Dissertation Project: “Public Opinion Dynamics around the Illegal Co-optation of Power by Narco-linked Candidates and Organizations”
Why do citizens support candidates with links to drug trafficking? And, in turn, how does this illicit economy shape citizens’ political attitudes? Drawing on theories of voting behavior and accountability, as well as research on illicit economies, I argue that voters willingly support narco-linked candidates when they perceive that the benefits of drug trafficking organizations (DTOs) –particularly, economic and security goods– outweigh the costs. Moreover, these extra-legal actors can also (re)define citizens’ beliefs. I argue that, on the one hand, the rise in illegal economic revenues from the cocaine trade increases citizens’ support for the local government in high drug trafficking areas, which in turn hinders accountability due to the (illegal) economic dependence. On the other hand, given that these criminal organizations need structures, clear chains of command, and secrecy to keep business as usual, I contend that living in areas of known DTOs’ presence makes citizens more accustomed to vertical authority structures, leading to lower support for democracy and trust in elections.

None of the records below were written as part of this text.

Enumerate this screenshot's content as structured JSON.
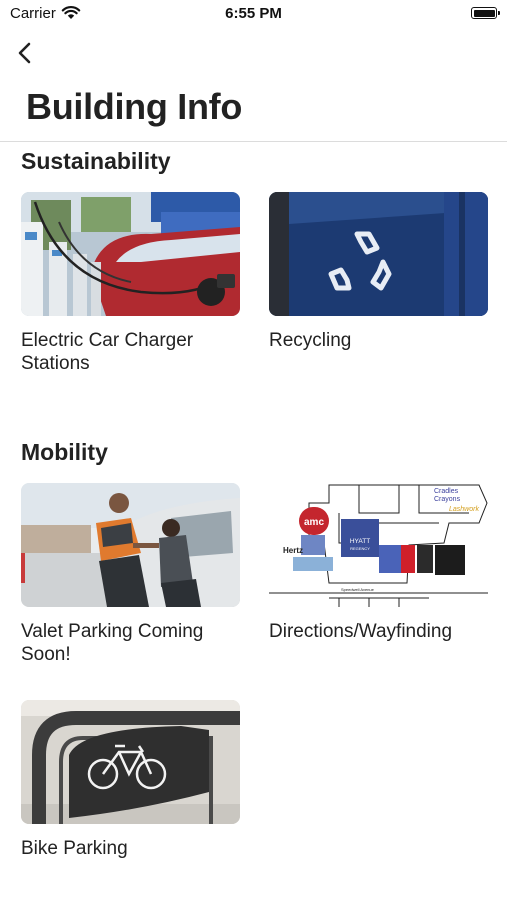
{
  "status_bar": {
    "carrier": "Carrier",
    "time": "6:55 PM"
  },
  "header": {
    "title": "Building Info"
  },
  "sections": [
    {
      "title": "Sustainability",
      "items": [
        {
          "label": "Electric Car Charger Stations",
          "icon": "ev-charger-photo"
        },
        {
          "label": "Recycling",
          "icon": "recycling-bin-photo"
        }
      ]
    },
    {
      "title": "Mobility",
      "items": [
        {
          "label": "Valet Parking Coming Soon!",
          "icon": "valet-photo"
        },
        {
          "label": "Directions/Wayfinding",
          "icon": "map-photo"
        },
        {
          "label": "Bike Parking",
          "icon": "bike-rack-photo"
        }
      ]
    }
  ],
  "map_labels": {
    "amc": "amc",
    "hyatt": "HYATT",
    "hyatt_sub": "REGENCY",
    "hertz": "Hertz",
    "cradles": "Cradles",
    "crayons": "Crayons",
    "speedwell": "Speedwell Avenue"
  }
}
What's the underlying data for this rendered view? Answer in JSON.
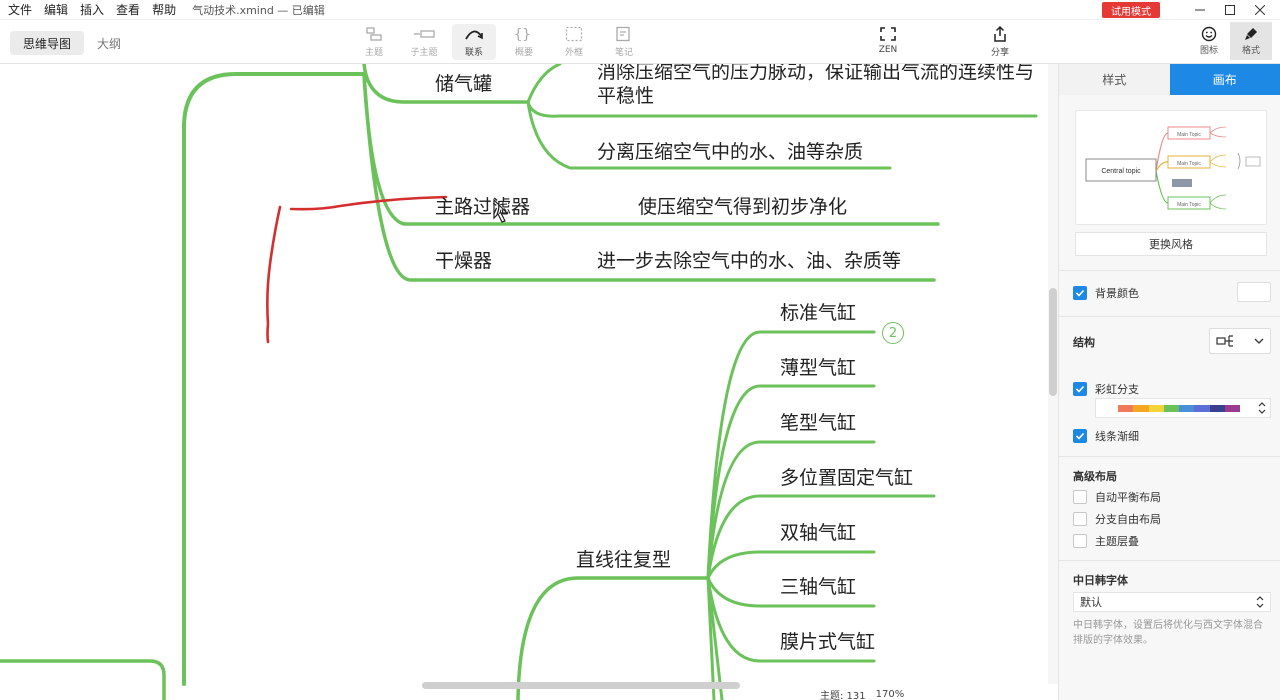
{
  "menubar": {
    "items": [
      "文件",
      "编辑",
      "插入",
      "查看",
      "帮助"
    ],
    "doc_title": "气动技术.xmind — 已编辑",
    "trial_label": "试用模式"
  },
  "toolbar": {
    "view_tabs": [
      "思维导图",
      "大纲"
    ],
    "tools": {
      "topic": "主题",
      "subtopic": "子主题",
      "relationship": "联系",
      "summary": "概要",
      "boundary": "外框",
      "note": "笔记",
      "zen": "ZEN",
      "share": "分享"
    },
    "side_toggles": {
      "icon": "图标",
      "format": "格式"
    }
  },
  "mindmap": {
    "nodes": {
      "tank": "储气罐",
      "tank_desc1": "消除压缩空气的压力脉动，保证输出气流的连续性与平稳性",
      "tank_desc2": "分离压缩空气中的水、油等杂质",
      "filter": "主路过滤器",
      "filter_desc": "使压缩空气得到初步净化",
      "dryer": "干燥器",
      "dryer_desc": "进一步去除空气中的水、油、杂质等",
      "linear": "直线往复型",
      "cyl_standard": "标准气缸",
      "cyl_thin": "薄型气缸",
      "cyl_pen": "笔型气缸",
      "cyl_multi": "多位置固定气缸",
      "cyl_dual": "双轴气缸",
      "cyl_triple": "三轴气缸",
      "cyl_membrane": "膜片式气缸"
    },
    "collapsed_count": "2",
    "branch_color": "#6cc25a",
    "ink_color": "#d32f2f"
  },
  "statusbar": {
    "topic_count": "主题: 131",
    "zoom": "170%"
  },
  "panel": {
    "tabs": [
      "样式",
      "画布"
    ],
    "preview": {
      "central": "Central topic",
      "main1": "Main Topic",
      "main2": "Main Topic",
      "main3": "Main Topic"
    },
    "change_style": "更换风格",
    "bg_color_label": "背景颜色",
    "structure_label": "结构",
    "rainbow_label": "彩虹分支",
    "taper_label": "线条渐细",
    "advanced_label": "高级布局",
    "auto_balance": "自动平衡布局",
    "free_branch": "分支自由布局",
    "overlap": "主题层叠",
    "cjk_font_label": "中日韩字体",
    "cjk_font_value": "默认",
    "cjk_font_desc": "中日韩字体，设置后将优化与西文字体混合排版的字体效果。",
    "rainbow_colors": [
      "#f07b5a",
      "#f5a623",
      "#f2d43a",
      "#6cc25a",
      "#4a90d9",
      "#5b6fd6",
      "#3a3f8f",
      "#9a3b8f"
    ],
    "accent": "#1e88e5"
  }
}
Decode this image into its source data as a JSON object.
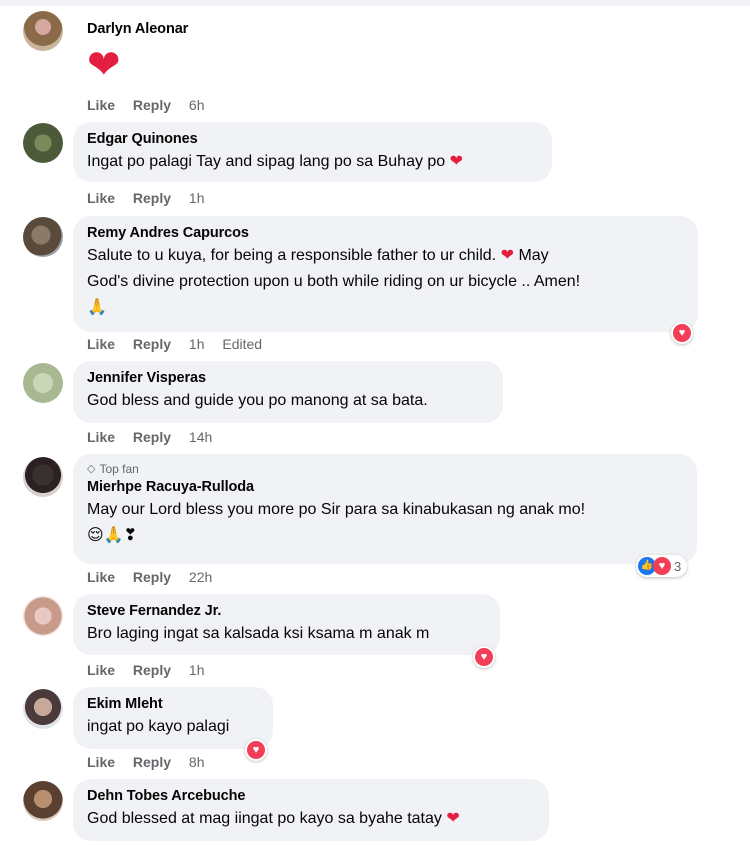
{
  "colors": {
    "bubble": "#f0f2f5",
    "heart": "#f33e58",
    "like": "#1877f2",
    "meta": "#65676b",
    "text": "#050505"
  },
  "actions": {
    "like": "Like",
    "reply": "Reply"
  },
  "comments": [
    {
      "name": "Darlyn Aleonar",
      "text": "❤",
      "time": "6h"
    },
    {
      "name": "Edgar Quinones",
      "text": "Ingat po palagi Tay and sipag lang po sa Buhay po",
      "emoji": "❤",
      "time": "1h"
    },
    {
      "name": "Remy Andres Capurcos",
      "text_line1": "Salute to u kuya, for being a responsible father to ur child.",
      "emoji_mid": "❤",
      "text_line1b": "May",
      "text_line2": "God's divine protection upon u both while riding on ur bicycle .. Amen!",
      "text_line3": "🙏",
      "time": "1h",
      "edited": "Edited",
      "reaction_icon": "heart-icon"
    },
    {
      "name": "Jennifer Visperas",
      "text": "God bless and guide you po manong at sa bata.",
      "time": "14h"
    },
    {
      "badge": "Top fan",
      "name": "Mierhpe Racuya-Rulloda",
      "text_line1": "May our Lord bless you more po Sir para sa kinabukasan ng anak mo!",
      "text_line2": "😌🙏❣",
      "time": "22h",
      "reaction_count": "3"
    },
    {
      "name": "Steve Fernandez Jr.",
      "text": "Bro laging ingat sa kalsada ksi ksama m anak m",
      "time": "1h"
    },
    {
      "name": "Ekim Mleht",
      "text": "ingat po kayo palagi",
      "time": "8h"
    },
    {
      "name": "Dehn Tobes Arcebuche",
      "text": "God blessed at mag iingat po kayo sa byahe tatay",
      "emoji": "❤"
    }
  ]
}
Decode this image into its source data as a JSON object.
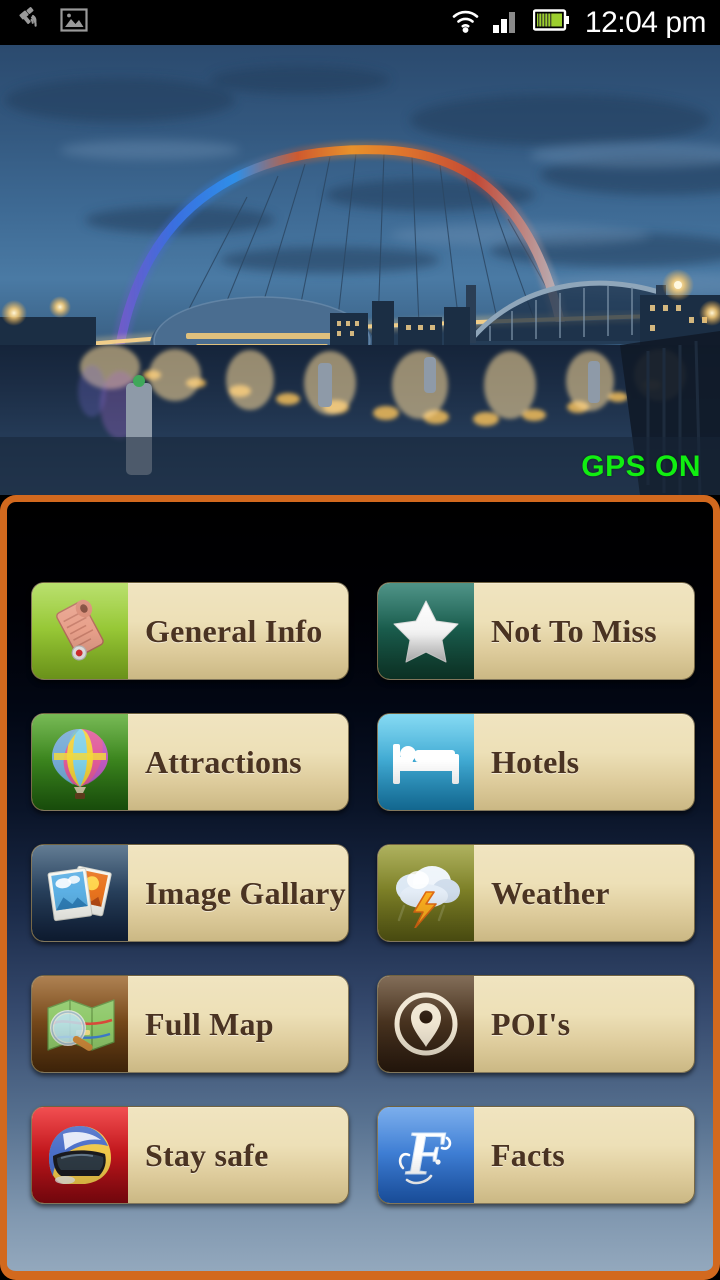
{
  "statusbar": {
    "time": "12:04 pm",
    "left_icons": [
      {
        "name": "gps-satellite-icon",
        "label": "GPS satellite"
      },
      {
        "name": "image-saved-icon",
        "label": "Image"
      }
    ],
    "right_icons": [
      {
        "name": "wifi-icon",
        "label": "Wi-Fi"
      },
      {
        "name": "cellular-signal-icon",
        "label": "Signal"
      },
      {
        "name": "battery-icon",
        "label": "Battery"
      }
    ]
  },
  "hero": {
    "alt": "Gateshead Millennium Bridge over the River Tyne at dusk",
    "gps_status": "GPS ON",
    "gps_color": "#11ee11"
  },
  "panel": {
    "border_color": "#d2691e"
  },
  "menu": {
    "items": [
      {
        "label": "General Info",
        "icon": "scroll-map-icon",
        "tile_color": "#9ccb3b",
        "tile_color2": "#7fae22"
      },
      {
        "label": "Not To Miss",
        "icon": "star-icon",
        "tile_color": "#1f6b5c",
        "tile_color2": "#10402f"
      },
      {
        "label": "Attractions",
        "icon": "hot-air-balloon-icon",
        "tile_color": "#4a9a27",
        "tile_color2": "#206010"
      },
      {
        "label": "Hotels",
        "icon": "bed-icon",
        "tile_color": "#59c6ea",
        "tile_color2": "#1b82b4"
      },
      {
        "label": "Image Gallary",
        "icon": "photo-stack-icon",
        "tile_color": "#33506b",
        "tile_color2": "#14253a"
      },
      {
        "label": "Weather",
        "icon": "storm-cloud-icon",
        "tile_color": "#8a8f2e",
        "tile_color2": "#5d5f16"
      },
      {
        "label": "Full Map",
        "icon": "folded-map-icon",
        "tile_color": "#8d5a23",
        "tile_color2": "#4e2d0c"
      },
      {
        "label": "POI's",
        "icon": "map-pin-circle-icon",
        "tile_color": "#57412f",
        "tile_color2": "#2a1b11"
      },
      {
        "label": "Stay safe",
        "icon": "helmet-icon",
        "tile_color": "#e21f22",
        "tile_color2": "#8a0b12"
      },
      {
        "label": "Facts",
        "icon": "script-f-icon",
        "tile_color": "#4a8fe0",
        "tile_color2": "#1f5fbd"
      }
    ]
  }
}
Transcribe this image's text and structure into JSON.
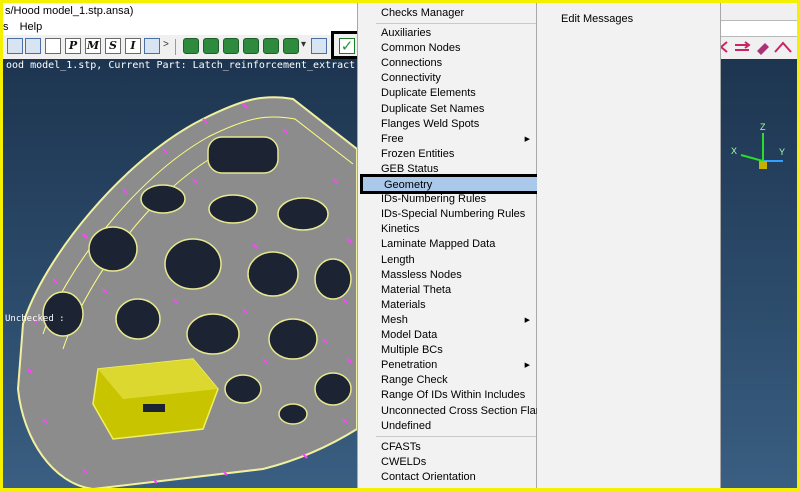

I test this theory through a mixed-method approach, primarily focused on the Peruvian case given the comparatively low levels of narco-violence. This context better allows us to assess the effect of the illegal activity, since local dynamics are not defined by striking levels of criminal violence, but rather by the illicit nature of this economy. Through online experiments, I first find that individuals are more likely to support a narco-linked candidate when this illicit economy provides security side benefits, as well as when they hold normative views that justify this illicit activity. Further, an in-depth case study of the Monzón Valley shows citizens’ ambivalent discourse about drug trafficking, and high support for the then-mayor, who was allegedly involved in drug trafficking and terrorism. High popular support is associated with a positive narco-economy and significant social dependence on it. Using nationally representative survey data, combined with underused subnational data on coca prices, eradication, and production data from UNODC from Peru, Bolivia, and Colombia, I find that an increase in coca leaf prices leads to higher support for the local government. Finally, using survey data, which I will complement with qualitative evidence from direct observation and focus groups with ordinary citizens in Peru, I demonstrate that citizens’ awareness of DTOs’ presence in neighborhoods is associated with lower levels of support for democracy.